> _Stored records_:
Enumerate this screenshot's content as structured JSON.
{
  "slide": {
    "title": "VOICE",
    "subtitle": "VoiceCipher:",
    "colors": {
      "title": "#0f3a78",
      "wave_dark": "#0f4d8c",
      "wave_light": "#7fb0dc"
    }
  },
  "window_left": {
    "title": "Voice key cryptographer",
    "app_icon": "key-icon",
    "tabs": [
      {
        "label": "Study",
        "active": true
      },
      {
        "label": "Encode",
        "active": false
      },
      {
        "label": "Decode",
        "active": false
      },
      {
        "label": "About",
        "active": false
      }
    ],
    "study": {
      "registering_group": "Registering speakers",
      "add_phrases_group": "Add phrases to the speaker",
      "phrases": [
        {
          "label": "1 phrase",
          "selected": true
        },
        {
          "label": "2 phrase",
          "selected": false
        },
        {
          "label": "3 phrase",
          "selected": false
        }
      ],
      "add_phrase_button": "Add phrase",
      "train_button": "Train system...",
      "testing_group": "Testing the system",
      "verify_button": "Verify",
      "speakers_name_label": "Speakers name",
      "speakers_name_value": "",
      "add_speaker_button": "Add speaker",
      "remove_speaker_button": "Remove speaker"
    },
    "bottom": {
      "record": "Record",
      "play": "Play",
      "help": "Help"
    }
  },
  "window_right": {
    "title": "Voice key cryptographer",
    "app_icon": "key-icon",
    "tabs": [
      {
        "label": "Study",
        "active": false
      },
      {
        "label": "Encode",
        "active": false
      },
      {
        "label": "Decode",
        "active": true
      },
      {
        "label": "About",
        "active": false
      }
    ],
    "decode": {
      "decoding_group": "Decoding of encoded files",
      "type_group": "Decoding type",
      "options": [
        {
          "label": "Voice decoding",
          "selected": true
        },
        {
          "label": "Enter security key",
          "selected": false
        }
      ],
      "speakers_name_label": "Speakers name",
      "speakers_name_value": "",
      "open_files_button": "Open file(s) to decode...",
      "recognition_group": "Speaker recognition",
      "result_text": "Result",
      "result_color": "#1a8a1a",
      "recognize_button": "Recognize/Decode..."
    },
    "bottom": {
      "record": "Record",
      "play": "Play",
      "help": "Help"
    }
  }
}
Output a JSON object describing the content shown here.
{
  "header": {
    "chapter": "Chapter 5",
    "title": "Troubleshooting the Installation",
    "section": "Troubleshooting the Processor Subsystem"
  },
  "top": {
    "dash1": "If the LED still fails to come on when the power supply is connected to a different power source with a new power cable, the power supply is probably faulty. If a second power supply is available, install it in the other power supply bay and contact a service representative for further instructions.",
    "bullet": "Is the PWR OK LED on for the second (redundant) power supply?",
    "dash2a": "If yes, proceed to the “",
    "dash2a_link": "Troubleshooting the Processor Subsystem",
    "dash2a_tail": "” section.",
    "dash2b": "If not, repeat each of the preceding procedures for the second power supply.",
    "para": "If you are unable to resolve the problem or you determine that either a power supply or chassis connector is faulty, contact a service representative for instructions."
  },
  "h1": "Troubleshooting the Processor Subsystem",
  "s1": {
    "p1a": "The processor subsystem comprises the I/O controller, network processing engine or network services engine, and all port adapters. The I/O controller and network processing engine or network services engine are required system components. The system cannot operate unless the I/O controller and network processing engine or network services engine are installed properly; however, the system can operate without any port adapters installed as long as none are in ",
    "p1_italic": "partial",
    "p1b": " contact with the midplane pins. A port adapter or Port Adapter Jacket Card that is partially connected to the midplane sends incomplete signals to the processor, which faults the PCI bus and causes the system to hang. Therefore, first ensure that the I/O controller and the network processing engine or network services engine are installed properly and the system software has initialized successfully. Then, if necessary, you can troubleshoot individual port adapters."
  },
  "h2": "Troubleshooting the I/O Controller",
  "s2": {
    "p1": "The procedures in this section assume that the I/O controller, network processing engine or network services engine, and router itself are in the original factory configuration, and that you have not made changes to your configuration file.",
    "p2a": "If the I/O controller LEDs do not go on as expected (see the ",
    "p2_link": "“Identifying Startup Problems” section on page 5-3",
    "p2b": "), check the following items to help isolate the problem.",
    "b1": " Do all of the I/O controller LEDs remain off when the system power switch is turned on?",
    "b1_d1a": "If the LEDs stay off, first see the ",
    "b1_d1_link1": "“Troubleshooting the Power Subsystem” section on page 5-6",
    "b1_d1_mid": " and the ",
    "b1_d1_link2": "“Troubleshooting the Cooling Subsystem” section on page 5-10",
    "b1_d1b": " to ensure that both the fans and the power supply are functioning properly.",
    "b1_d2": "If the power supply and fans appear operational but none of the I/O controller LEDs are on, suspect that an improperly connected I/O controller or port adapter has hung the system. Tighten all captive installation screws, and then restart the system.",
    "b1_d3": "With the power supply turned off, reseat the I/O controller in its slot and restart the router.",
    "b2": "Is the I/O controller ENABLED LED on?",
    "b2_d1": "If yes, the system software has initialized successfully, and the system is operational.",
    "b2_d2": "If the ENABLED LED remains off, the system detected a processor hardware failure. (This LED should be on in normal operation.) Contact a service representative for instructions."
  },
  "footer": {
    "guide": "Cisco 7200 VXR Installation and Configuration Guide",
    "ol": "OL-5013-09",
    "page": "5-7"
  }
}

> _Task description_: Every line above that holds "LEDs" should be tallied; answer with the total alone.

> _Response_: 4